[RECORD EXCERPTS]
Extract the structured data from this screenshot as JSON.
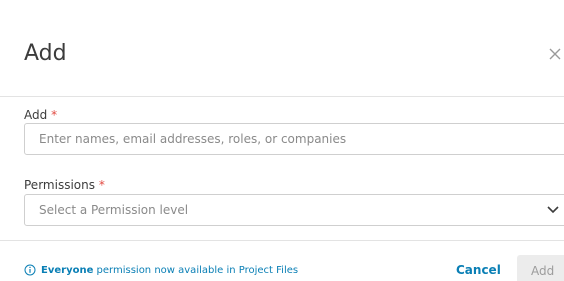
{
  "dialog": {
    "title": "Add",
    "close_icon": "close-icon"
  },
  "fields": {
    "add": {
      "label": "Add",
      "required_mark": "*",
      "placeholder": "Enter names, email addresses, roles, or companies"
    },
    "permissions": {
      "label": "Permissions",
      "required_mark": "*",
      "placeholder": "Select a Permission level",
      "icon": "chevron-down-icon"
    }
  },
  "footer": {
    "info_icon": "info-icon",
    "info_bold": "Everyone",
    "info_text": " permission now available in Project Files",
    "cancel_label": "Cancel",
    "add_label": "Add"
  },
  "colors": {
    "accent": "#0a7fb5",
    "required": "#e24b43",
    "disabled_bg": "#ececec"
  }
}
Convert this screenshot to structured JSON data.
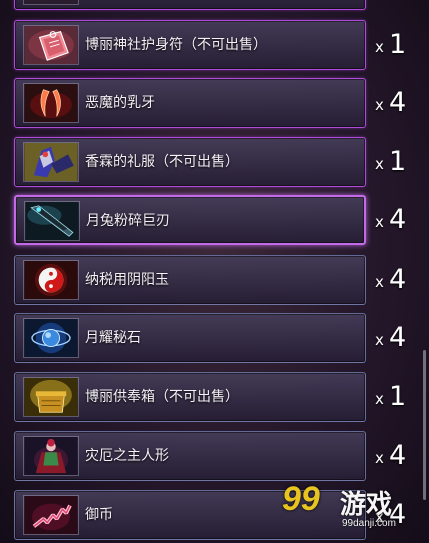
{
  "items": [
    {
      "name": "",
      "quantity": ""
    },
    {
      "name": "博丽神社护身符（不可出售）",
      "quantity": "1"
    },
    {
      "name": "恶魔的乳牙",
      "quantity": "4"
    },
    {
      "name": "香霖的礼服（不可出售）",
      "quantity": "1"
    },
    {
      "name": "月兔粉碎巨刃",
      "quantity": "4"
    },
    {
      "name": "纳税用阴阳玉",
      "quantity": "4"
    },
    {
      "name": "月耀秘石",
      "quantity": "4"
    },
    {
      "name": "博丽供奉箱（不可出售）",
      "quantity": "1"
    },
    {
      "name": "灾厄之主人形",
      "quantity": "4"
    },
    {
      "name": "御币",
      "quantity": "4"
    }
  ],
  "quantity_prefix": "x",
  "selected_item": "月兔粉碎巨刃",
  "colors": {
    "rare_border": "#b04ad8",
    "normal_border": "#96aae6",
    "selected_glow": "#c46ae6"
  },
  "icons": [
    "partial-item-icon",
    "omamori-charm-icon",
    "demon-fangs-icon",
    "robe-icon",
    "greatsword-icon",
    "yin-yang-orb-icon",
    "moon-stone-icon",
    "offering-box-icon",
    "doll-icon",
    "gohei-icon"
  ],
  "watermark": {
    "logo": "99",
    "text": "游戏",
    "url": "99danji.com"
  }
}
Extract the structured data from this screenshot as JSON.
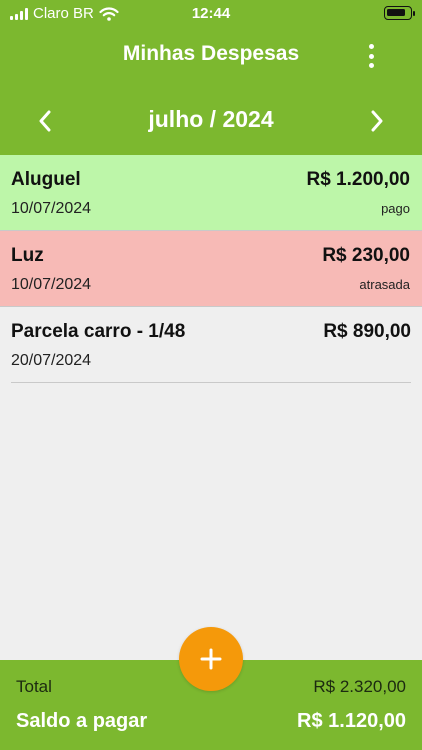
{
  "status_bar": {
    "carrier": "Claro BR",
    "time": "12:44",
    "signal_bars": 4,
    "wifi_icon": "wifi-icon",
    "battery_icon": "battery-icon",
    "battery_level": 0.85
  },
  "header": {
    "title": "Minhas Despesas",
    "menu_icon": "more-vertical-icon",
    "month_label": "julho / 2024",
    "prev_icon": "chevron-left-icon",
    "next_icon": "chevron-right-icon"
  },
  "expenses": [
    {
      "name": "Aluguel",
      "date": "10/07/2024",
      "amount": "R$ 1.200,00",
      "status": "pago",
      "bg": "#bdf6a9"
    },
    {
      "name": "Luz",
      "date": "10/07/2024",
      "amount": "R$ 230,00",
      "status": "atrasada",
      "bg": "#f7bab6"
    },
    {
      "name": "Parcela carro - 1/48",
      "date": "20/07/2024",
      "amount": "R$ 890,00",
      "status": "",
      "bg": "#efefef"
    }
  ],
  "footer": {
    "total_label": "Total",
    "total_value": "R$ 2.320,00",
    "saldo_label": "Saldo a pagar",
    "saldo_value": "R$ 1.120,00"
  },
  "fab": {
    "icon": "plus-icon"
  },
  "colors": {
    "primary": "#7cb82f",
    "accent": "#f5990a",
    "paid_bg": "#bdf6a9",
    "late_bg": "#f7bab6",
    "background": "#efefef"
  }
}
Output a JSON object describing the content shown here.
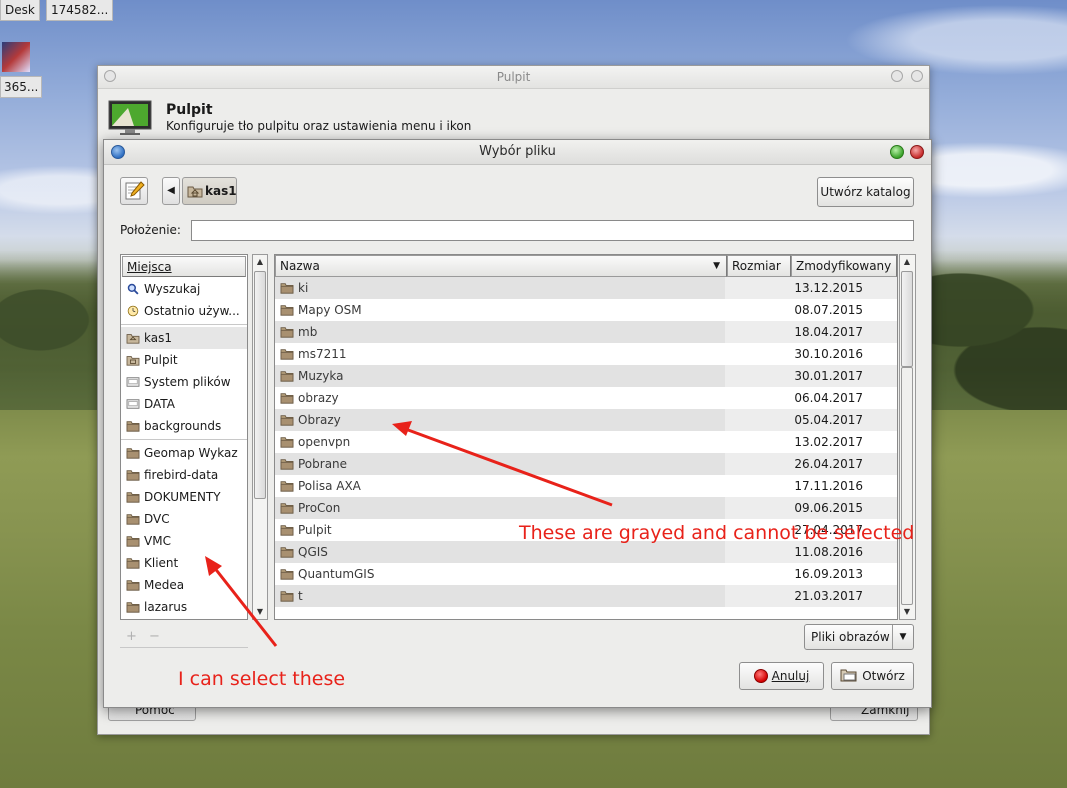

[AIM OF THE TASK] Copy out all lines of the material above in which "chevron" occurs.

[TASK ANSWER]
      "icon": "chevron-down-icon"
    "prev_icon": "chevron-left-icon",
    "next_icon": "chevron-right-icon"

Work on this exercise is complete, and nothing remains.